  4. ^ a b c d e f g Karkoschka, Erich (2001). "Voyager's Eleventh Discovery of a Satellite of Uranus and Photometry and the First Size Measurements of Nine Satellites". Icarus. 151 (1): 69–77. Bibcode:2001Icar..151...69K. doi:10.1006/icar.2001.6597.
  5. ^ a b "Planetary Satellite Physical Parameters". JPL (Solar System Dynamics). 24 October 2008. Retrieved 12 December 2008.
  6. ^ a b Williams, Dr. David R. (23 November 2007). "Uranian Satellite Fact Sheet". NASA (National Space Science Data Center). Retrieved 12 December 2008.
  7. ^ a b c Chancia, Robert. A.; Hedman, Matthew M.; French, Richard G. (28 August 2017). "Weighing Uranus' moon Cressida with the η ring". The Astronomical Journal. 154 (4): 153. arXiv:1708.07566. Bibcode:2017AJ....154..153C. doi:10.3847/1538-3881/aa880e.
  8. ^ a b c d Karkoschka, Erich (2001). "Comprehensive Photometry of the Rings and 16 Satellites of Uranus with the Hubble Space Telescope". Icarus. 151 (1): 51–68. Bibcode:2001Icar..151...51K. doi:10.1006/icar.2001.6596.
  9. ^ Smith, B. A. (January 16, 1986). "Satellites of Uranus". IAU Circular. 4164. Retrieved 29 October 2011.
  10. ^ "Planet and Satellite Names and Discoverers". Gazetteer of Planetary Nomenclature. USGS Astrogeology. July 21, 2006. Retrieved 6 August 2006.
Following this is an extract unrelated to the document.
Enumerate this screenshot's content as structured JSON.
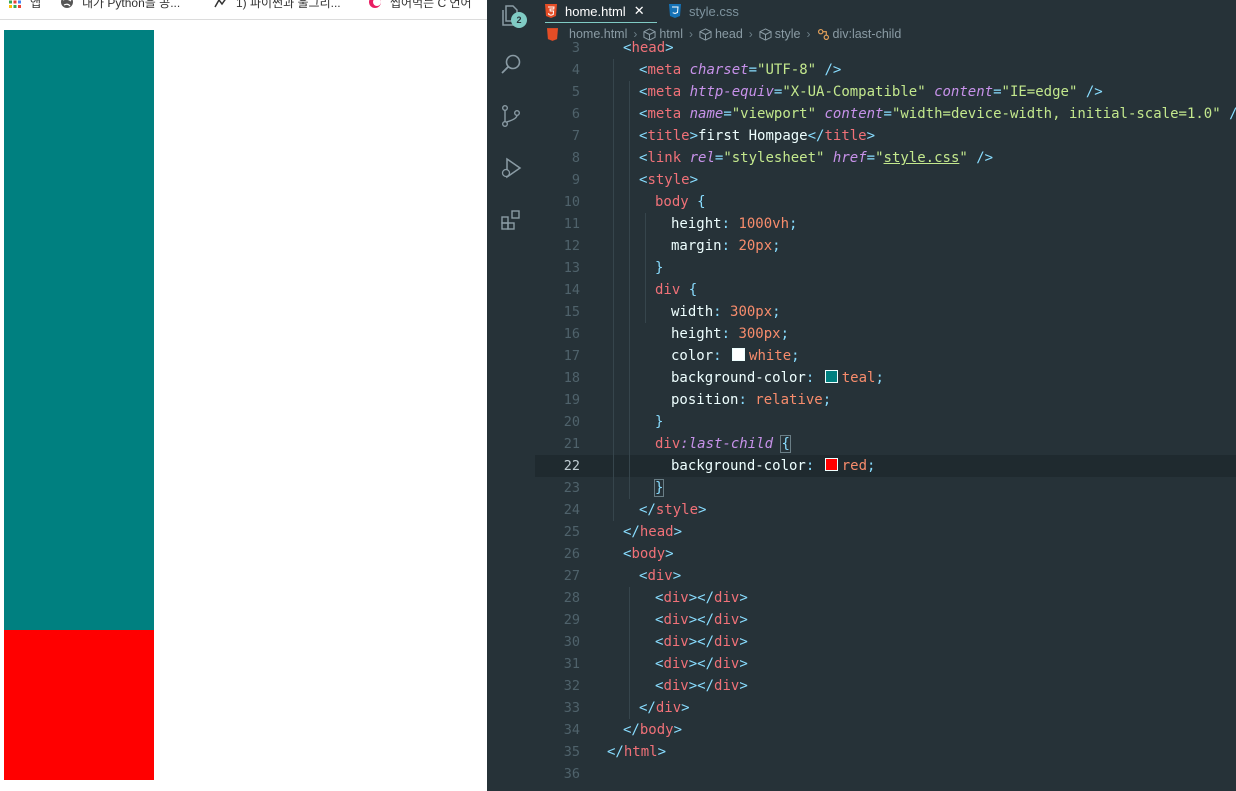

  11. ^ Duncan, Martin J.; Lissauer, Jack J. (1997). "Orbital Stability of the Uranian Satellite System". Icarus. 125 (1): 1–12. Bibcode:1997Icar..125....1D. doi:10.1006/icar.1996.5568.

External links

  • Cressida Profile by NASA's Solar System Exploration
  • Uranus' Known Satellites (by Scott S. Sheppard)